What the task asks: Which lines below hold the word "title"? Report each one.

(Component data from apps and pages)
□ □ □
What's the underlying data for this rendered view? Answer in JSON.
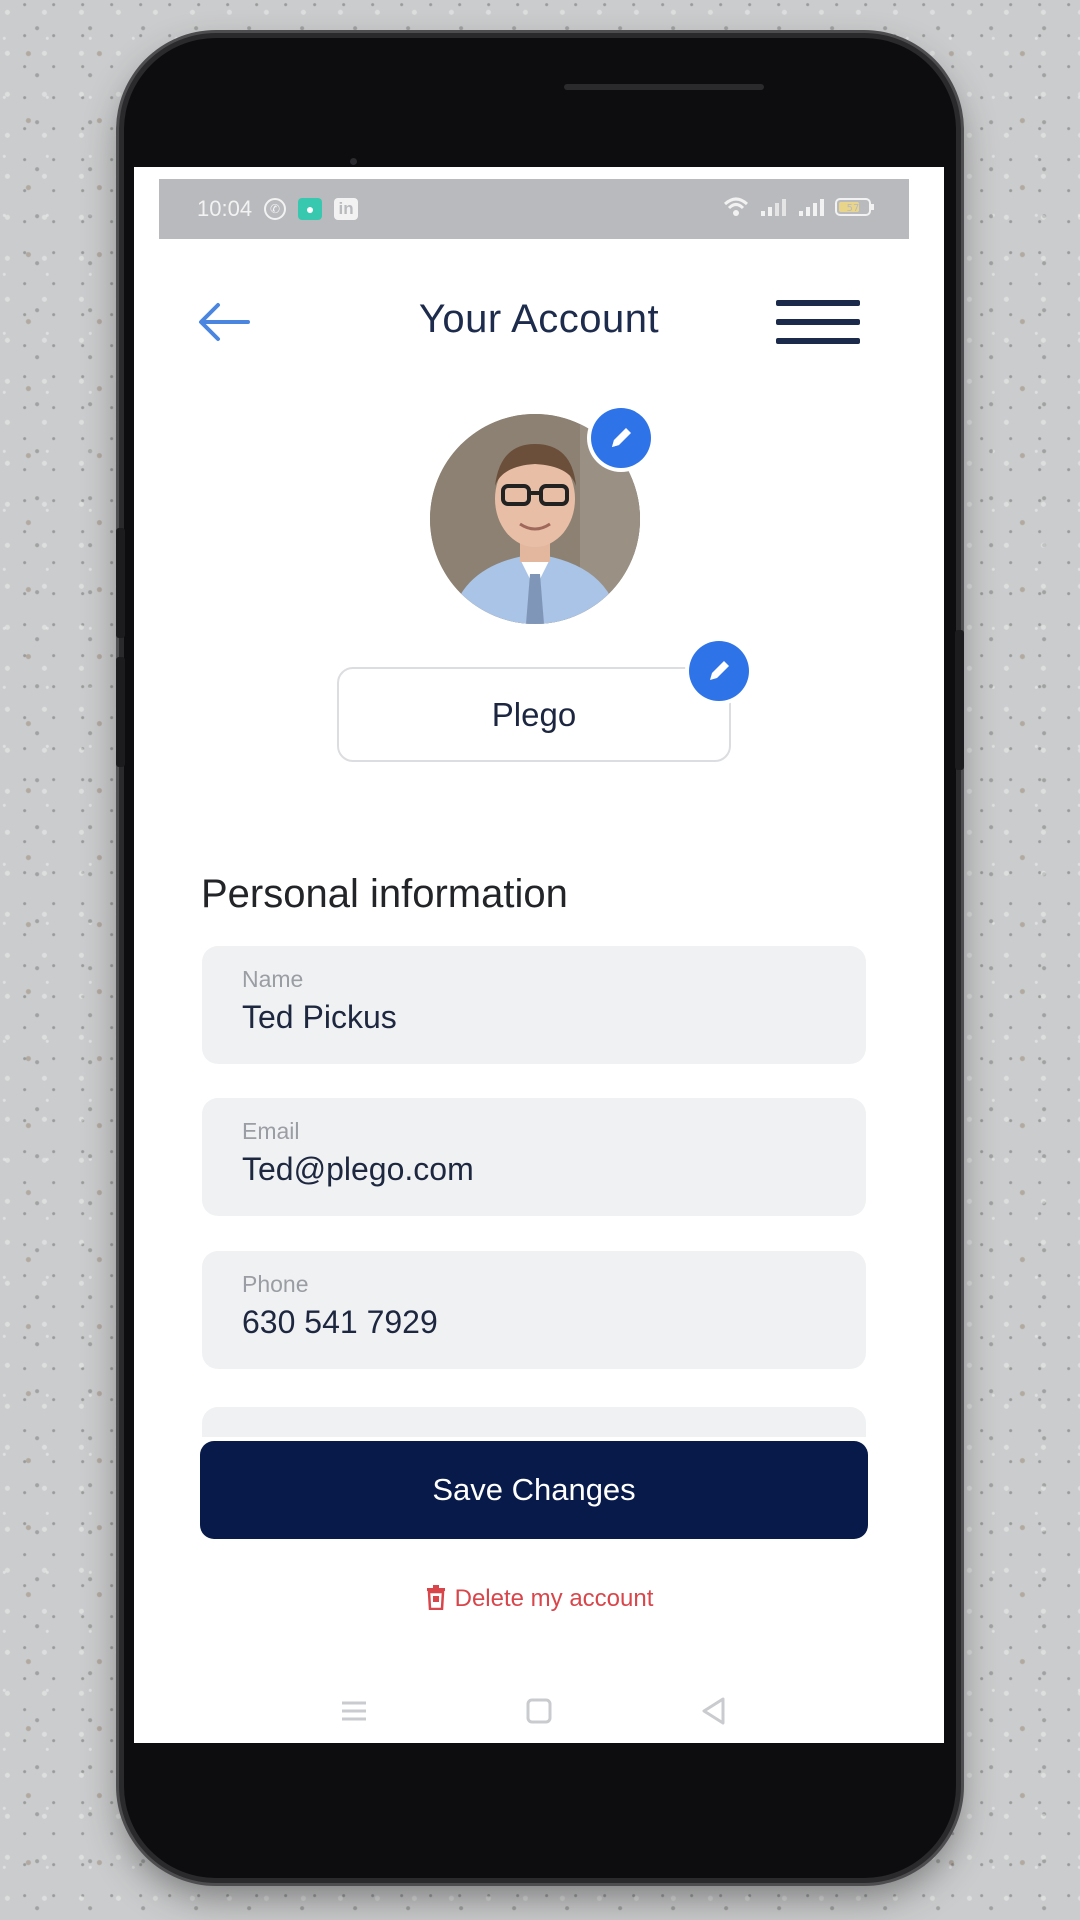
{
  "status_bar": {
    "time": "10:04",
    "notification_icons": [
      "whatsapp-icon",
      "chat-app-icon",
      "linkedin-icon"
    ],
    "system_icons": [
      "wifi-icon",
      "signal-icon",
      "signal-icon",
      "battery-icon"
    ],
    "battery_level": "57"
  },
  "header": {
    "title": "Your Account",
    "back_icon": "arrow-left-icon",
    "menu_icon": "hamburger-menu-icon"
  },
  "profile": {
    "company": "Plego"
  },
  "personal_info": {
    "title": "Personal information",
    "fields": [
      {
        "label": "Name",
        "value": "Ted Pickus"
      },
      {
        "label": "Email",
        "value": "Ted@plego.com"
      },
      {
        "label": "Phone",
        "value": "630 541 7929"
      }
    ]
  },
  "actions": {
    "save_label": "Save Changes",
    "delete_label": "Delete my account"
  },
  "nav_bar": {
    "items": [
      "recents-icon",
      "home-icon",
      "back-icon"
    ]
  },
  "colors": {
    "primary": "#071a4a",
    "accent": "#2f73e9",
    "danger": "#d8464b",
    "field_bg": "#f0f1f3"
  }
}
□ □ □
Answer below:
    "title": "Your Account",
    "title": "Personal information",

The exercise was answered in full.